Microsoft Wakeup- You Need Lean Six Sigma Not Stack Ranking

By kyle toppazzini
Posted Jul 12, 2012 in Business
Vanity Fair’s August 2012 issue will feature the devastating management practices at Microsoft called Stack Ranking, which is a practice of labeling individual’s performance by declaring a certain percentage of employees as top, good, average, and poor performers no matter how stellar the team is. According to Vanity Fair, this management practice has been a major impediment to Microsoft’s ability to innovate. Had Microsoft chose a different path like Lean Six Sigma, they would have been able to spur innovation as opposed to hindering it. Here are the differences Lean Six Sigma could have made:
Better Cultivate a Learning Organization
The stack ranking concept is self defeating in many ways. First, employees are ranked (e.g. over- or under- performers) within a business unit even if all of them demonstrate superior or inferior performance and contributions. Particularly for the superior team, this could really dampen moral of the stellar employees and lead to competitions within the team, as opposed to competing with other companies, which is contrary to what a company would want.
Secondly, rank stacking appears to promote more on individual performance as opposed to team performance as well as performance that contributes to Microsoft’s strategic objectives. This can result in individuals placing greater emphasis on their own performance as opposed to the contribution his or her team makes to the organization.
Lean Six Sigma, or more specifically Lean, promotes the concept of continuous improvement and learning. Organizations use various Lean Six Sigma problem solving tools to continuously improve the performance of their processes. Employee across the process collaborate to improve the process on a continuous basis. Through this practice, employees learn about what innovation work and which that do not.
Alignment of Performance to Strategic Objectives
One of the success factors of a Lean Six Sigma deployment is strategic alignment, meaning that the activities and processes that employees use are aligned with the overall strategy of the organization. Had Microsoft implemented Lean Six Sigma and hence ensuring strategic alignment, then employees’ focus would shift from individual performance rating to company-wide objectives, e.g. innovation and market dominance.
Concluding Thoughts
I only provided a couple of ways in which Microsoft could have used lean Six Sigma to innovate new and transcending products as opposed to implementing things that hinder creativity and innovation.
I challenge you Microsoft to drop stack ranking and put in place Lean Six Sigma to increase innovation within its organization.

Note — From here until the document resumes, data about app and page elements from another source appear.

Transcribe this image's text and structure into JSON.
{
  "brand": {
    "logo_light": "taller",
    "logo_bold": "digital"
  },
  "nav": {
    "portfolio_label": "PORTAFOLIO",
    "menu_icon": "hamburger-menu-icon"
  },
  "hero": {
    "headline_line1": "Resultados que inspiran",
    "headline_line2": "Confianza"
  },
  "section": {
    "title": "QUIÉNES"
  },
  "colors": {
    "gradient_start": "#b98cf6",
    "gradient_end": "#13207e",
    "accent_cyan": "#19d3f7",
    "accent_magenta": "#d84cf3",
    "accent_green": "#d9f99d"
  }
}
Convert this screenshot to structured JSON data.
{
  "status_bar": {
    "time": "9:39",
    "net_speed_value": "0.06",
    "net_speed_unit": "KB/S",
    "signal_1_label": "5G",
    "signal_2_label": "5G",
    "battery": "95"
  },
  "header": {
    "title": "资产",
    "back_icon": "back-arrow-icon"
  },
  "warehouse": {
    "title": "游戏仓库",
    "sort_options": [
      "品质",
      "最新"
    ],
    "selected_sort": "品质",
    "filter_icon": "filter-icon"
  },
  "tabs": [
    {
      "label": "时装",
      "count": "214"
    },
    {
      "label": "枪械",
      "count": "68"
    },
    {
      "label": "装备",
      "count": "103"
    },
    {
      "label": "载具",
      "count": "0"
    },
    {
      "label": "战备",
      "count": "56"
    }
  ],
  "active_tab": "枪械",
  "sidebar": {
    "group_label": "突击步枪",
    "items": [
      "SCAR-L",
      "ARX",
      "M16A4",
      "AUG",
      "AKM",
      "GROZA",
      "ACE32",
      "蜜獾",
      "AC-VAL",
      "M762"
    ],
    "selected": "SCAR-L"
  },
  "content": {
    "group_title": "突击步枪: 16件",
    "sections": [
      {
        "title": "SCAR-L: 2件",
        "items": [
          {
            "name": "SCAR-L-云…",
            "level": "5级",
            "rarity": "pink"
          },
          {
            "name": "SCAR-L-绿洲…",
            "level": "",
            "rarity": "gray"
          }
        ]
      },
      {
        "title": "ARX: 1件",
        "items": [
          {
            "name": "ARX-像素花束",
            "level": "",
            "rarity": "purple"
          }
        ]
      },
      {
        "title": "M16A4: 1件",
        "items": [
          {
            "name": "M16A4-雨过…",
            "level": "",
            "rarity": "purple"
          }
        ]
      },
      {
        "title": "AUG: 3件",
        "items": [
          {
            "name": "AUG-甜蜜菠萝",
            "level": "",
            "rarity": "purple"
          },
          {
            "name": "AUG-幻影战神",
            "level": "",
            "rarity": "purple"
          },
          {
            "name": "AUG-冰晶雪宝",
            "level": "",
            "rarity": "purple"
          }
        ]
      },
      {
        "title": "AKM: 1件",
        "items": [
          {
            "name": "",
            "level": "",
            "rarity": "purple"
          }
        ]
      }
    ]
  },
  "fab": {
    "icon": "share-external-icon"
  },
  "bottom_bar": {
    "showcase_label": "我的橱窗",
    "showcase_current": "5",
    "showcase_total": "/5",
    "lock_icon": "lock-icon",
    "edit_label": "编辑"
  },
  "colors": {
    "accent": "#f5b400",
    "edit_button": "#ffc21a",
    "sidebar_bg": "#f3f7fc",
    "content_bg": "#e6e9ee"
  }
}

Better yet go to our web site and register for our Lean Six Sigma Challenge.